WASHINGTON (Reuters) - U.S. President Barack Obama on Saturday took aim at Democrats and Republicans alike in his final appearance headlining the star-studded White House correspondents’ dinner, but saved his sharpest barbs for Republican presidential front-runner Donald Trump.
“The Republican establishment is incredulous that he’s their most likely nominee,” Obama told attendees at the black-tie event, which brought together journalists and media moguls with Hollywood stars and power brokers from Capitol Hill and beyond.
“They say Donald lacks the foreign policy experience to be president. But in fairness he has spent years meeting with leaders from around the world: Miss Sweden, Miss Argentina, Miss Azerbaijan,” the president said to howls of laughter, referring to contestants on the Miss Universe pageant that Trump formerly co-owned.
Obama made fun of the angst many in the Republican establishment have expressed at the prospect that Trump or Tea Party candidate Ted Cruz could win the party’s nomination to run in the Nov. 8 presidential election.

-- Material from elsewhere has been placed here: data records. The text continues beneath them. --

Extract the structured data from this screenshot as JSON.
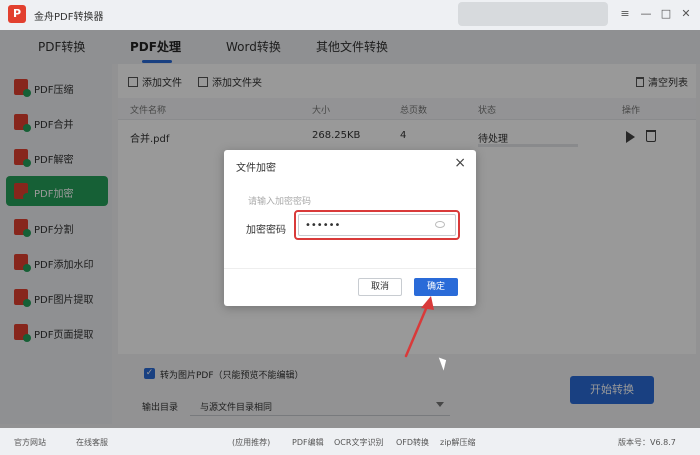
{
  "app": {
    "title": "金舟PDF转换器",
    "logo_letter": "P"
  },
  "window_controls": {
    "menu": "≡",
    "minimize": "—",
    "maximize": "□",
    "close": "✕"
  },
  "top_tabs": [
    {
      "label": "PDF转换"
    },
    {
      "label": "PDF处理"
    },
    {
      "label": "Word转换"
    },
    {
      "label": "其他文件转换"
    }
  ],
  "sidebar": {
    "items": [
      {
        "label": "PDF压缩"
      },
      {
        "label": "PDF合并"
      },
      {
        "label": "PDF解密"
      },
      {
        "label": "PDF加密"
      },
      {
        "label": "PDF分割"
      },
      {
        "label": "PDF添加水印"
      },
      {
        "label": "PDF图片提取"
      },
      {
        "label": "PDF页面提取"
      }
    ]
  },
  "toolbar": {
    "add_file": "添加文件",
    "add_folder": "添加文件夹",
    "clear_list": "清空列表"
  },
  "table": {
    "headers": {
      "name": "文件名称",
      "size": "大小",
      "pages": "总页数",
      "status": "状态",
      "action": "操作"
    },
    "rows": [
      {
        "name": "合并.pdf",
        "size": "268.25KB",
        "pages": "4",
        "status": "待处理",
        "progress": 0
      }
    ]
  },
  "bottom": {
    "checkbox_label": "转为图片PDF（只能预览不能编辑）",
    "output_label": "输出目录",
    "output_value": "与源文件目录相同",
    "start_button": "开始转换"
  },
  "statusbar": {
    "website": "官方网站",
    "support": "在线客服",
    "recommend": "(应用推荐)",
    "pdf_edit": "PDF编辑",
    "ocr": "OCR文字识别",
    "ofd": "OFD转换",
    "zip": "zip解压缩",
    "version": "版本号：V6.8.7"
  },
  "dialog": {
    "title": "文件加密",
    "hint": "请输入加密密码",
    "field_label": "加密密码",
    "password_value": "••••••",
    "cancel": "取消",
    "confirm": "确定"
  },
  "colors": {
    "accent": "#2a6bd8",
    "sidebar_active": "#26a05a",
    "highlight": "#d93a3a",
    "logo": "#e2402f"
  }
}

“Guests were asked to check whether they wanted steak or fish, but instead a whole bunch of you wrote in Paul Ryan,” Obama said, referring to the top Republican in the House of Representatives, who many have hoped could be lured into running for president.
“That’s not an option people,” Obama said, displaying comedic chops perfected through seven previous appearances at the annual dinner. “You may not like steak or fish, but that’s your choice.”
In his remarks, Obama looked back on his presidency and jokingly predicted the country may be nearing its doom.
“The end of the republic has never looked better,” the tuxedo-clad president said looking out at the well-groomed crowd as he blasted Republican Party Chairman Reince Priebus.
“Congratulations on all your success,” Obama told Priebus, while wearing a sarcastic grin. “The Republican party, the nomination process – it’s all going great.”
Larry Wilmore, the host of a show on cable outlet Comedy Central, took his own shots at Trump when he took the podium after Obama, joking that next year the dinner will be called: “Donald Trump presents a luxurious evening paid for by Mexico.”
Trump has famously promised to build a wall between the United States and Mexico to prevent illegal immigration, and he has said he would force Mexico to pay for it.
With a bit of nostalgia, Obama reflected on his more than seven years in office, saying he had been a young man of idealism and vigor before he became president.
“Eight years ago I said it was time to change the tone of our politics,” Obama said. “In hindsight, I clearly should have been more specific.”
Reporting by Megan Cassella; Editing by Tim Ahmann and Kim Coghill